[Web page and app entries]
- - -
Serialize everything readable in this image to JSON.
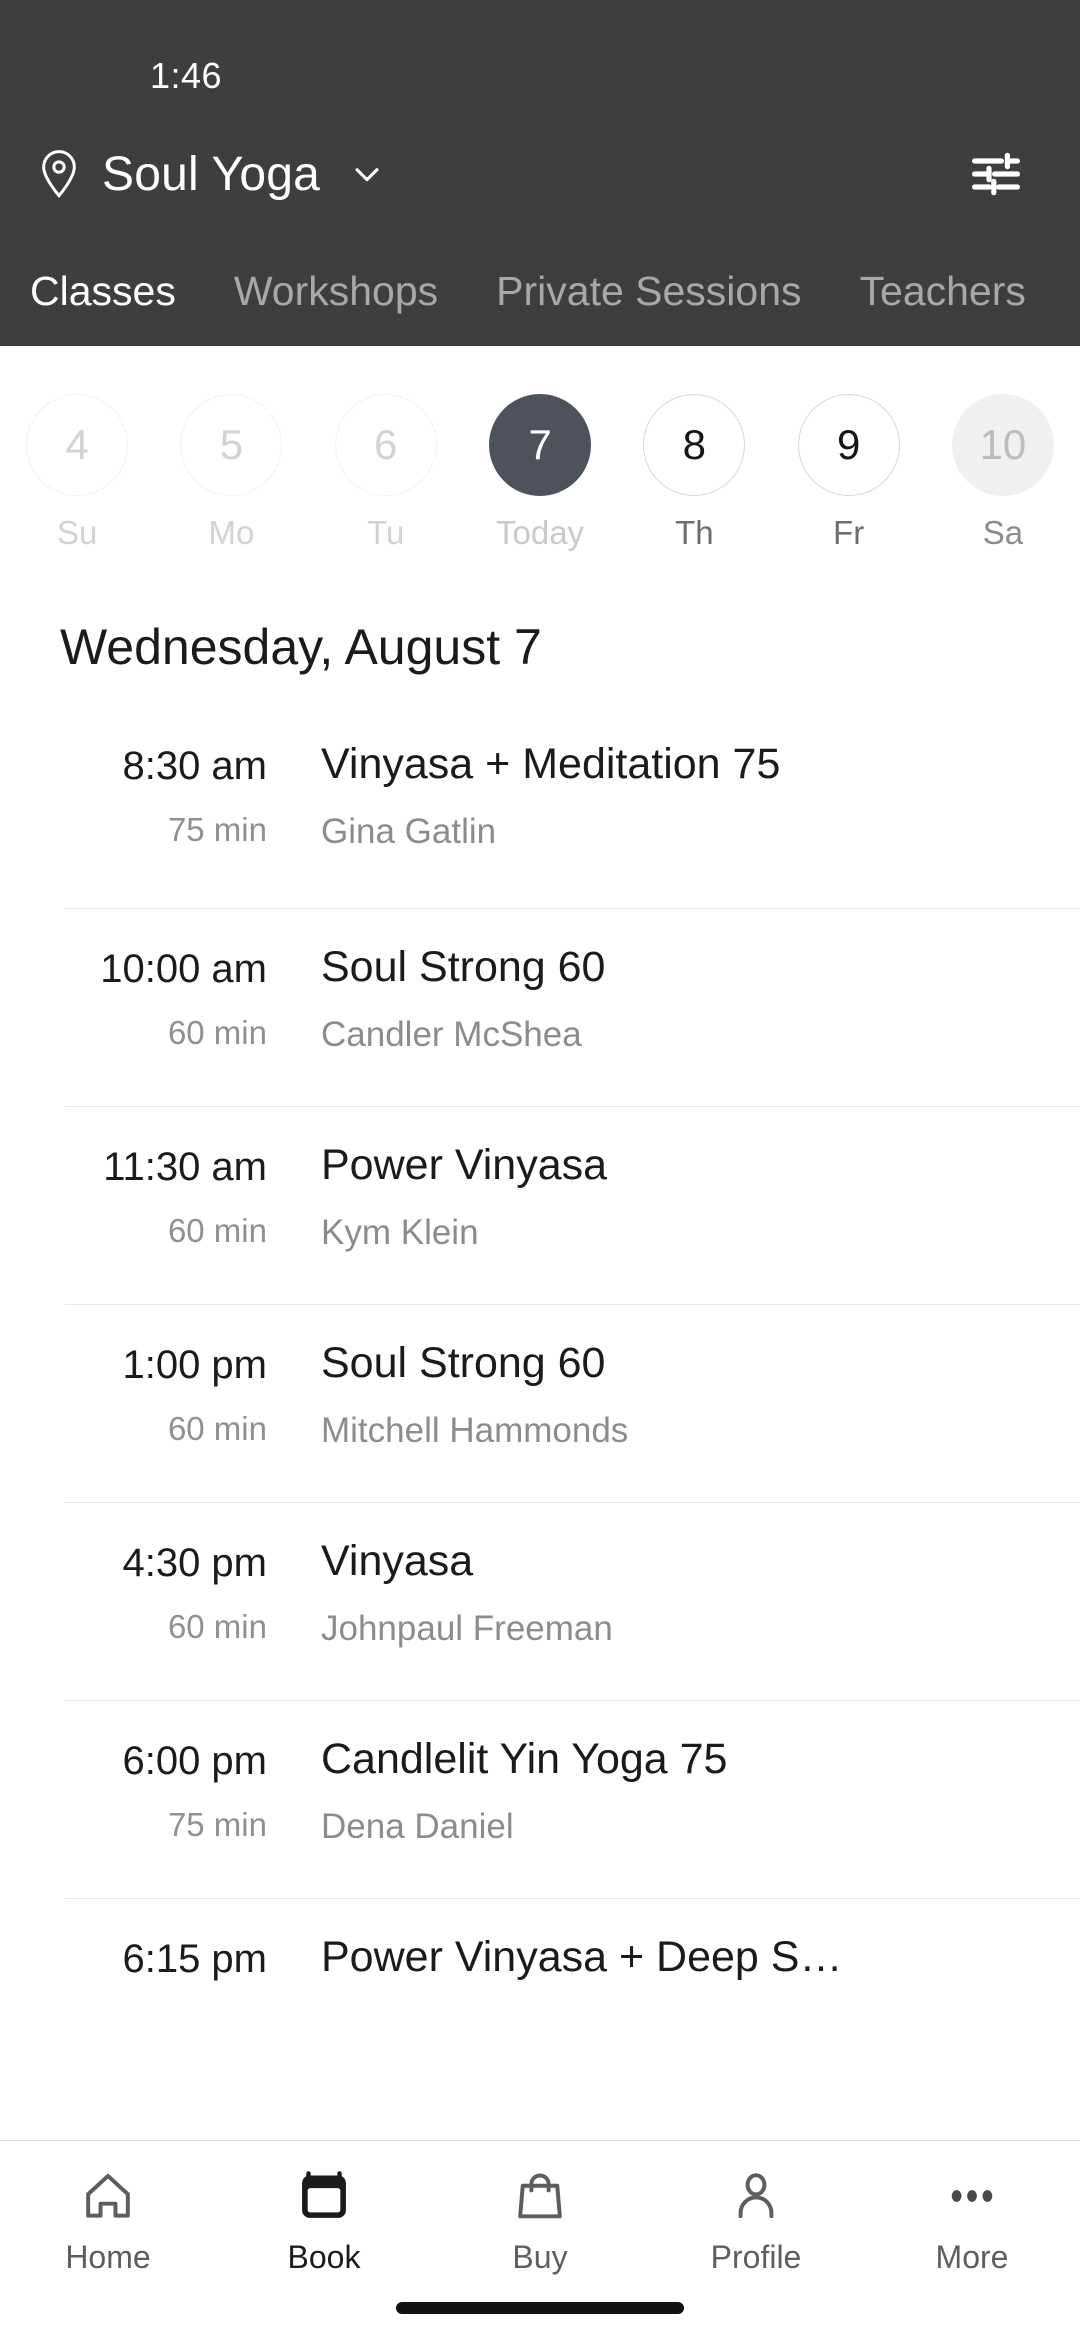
{
  "status": {
    "time": "1:46"
  },
  "header": {
    "location_name": "Soul Yoga",
    "pin_icon": "location-pin-icon",
    "chevron_icon": "chevron-down-icon",
    "filter_icon": "filter-sliders-icon",
    "background_color": "#3e3e3e",
    "tabs": [
      {
        "label": "Classes",
        "active": true
      },
      {
        "label": "Workshops",
        "active": false
      },
      {
        "label": "Private Sessions",
        "active": false
      },
      {
        "label": "Teachers",
        "active": false
      }
    ]
  },
  "date_strip": {
    "days": [
      {
        "num": "4",
        "label": "Su",
        "state": "past"
      },
      {
        "num": "5",
        "label": "Mo",
        "state": "past"
      },
      {
        "num": "6",
        "label": "Tu",
        "state": "past"
      },
      {
        "num": "7",
        "label": "Today",
        "state": "today"
      },
      {
        "num": "8",
        "label": "Th",
        "state": "avail"
      },
      {
        "num": "9",
        "label": "Fr",
        "state": "avail"
      },
      {
        "num": "10",
        "label": "Sa",
        "state": "pressed"
      }
    ],
    "selected_color": "#4d525d"
  },
  "schedule": {
    "day_heading": "Wednesday, August 7",
    "classes": [
      {
        "time": "8:30 am",
        "duration": "75 min",
        "name": "Vinyasa + Meditation 75",
        "teacher": "Gina Gatlin"
      },
      {
        "time": "10:00 am",
        "duration": "60 min",
        "name": "Soul Strong 60",
        "teacher": "Candler McShea"
      },
      {
        "time": "11:30 am",
        "duration": "60 min",
        "name": "Power Vinyasa",
        "teacher": "Kym Klein"
      },
      {
        "time": "1:00 pm",
        "duration": "60 min",
        "name": "Soul Strong 60",
        "teacher": "Mitchell Hammonds"
      },
      {
        "time": "4:30 pm",
        "duration": "60 min",
        "name": "Vinyasa",
        "teacher": "Johnpaul Freeman"
      },
      {
        "time": "6:00 pm",
        "duration": "75 min",
        "name": "Candlelit Yin Yoga 75",
        "teacher": "Dena Daniel"
      },
      {
        "time": "6:15 pm",
        "duration": "",
        "name": "Power Vinyasa + Deep S…",
        "teacher": ""
      }
    ]
  },
  "bottom_nav": {
    "items": [
      {
        "label": "Home",
        "icon": "home-icon",
        "active": false
      },
      {
        "label": "Book",
        "icon": "calendar-icon",
        "active": true
      },
      {
        "label": "Buy",
        "icon": "shopping-bag-icon",
        "active": false
      },
      {
        "label": "Profile",
        "icon": "person-icon",
        "active": false
      },
      {
        "label": "More",
        "icon": "more-dots-icon",
        "active": false
      }
    ]
  }
}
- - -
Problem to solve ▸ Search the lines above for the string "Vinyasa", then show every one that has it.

Solution to this exercise ▸
        "name": "Vinyasa + Meditation 75",
        "name": "Power Vinyasa",
        "name": "Vinyasa",
        "name": "Power Vinyasa + Deep S…",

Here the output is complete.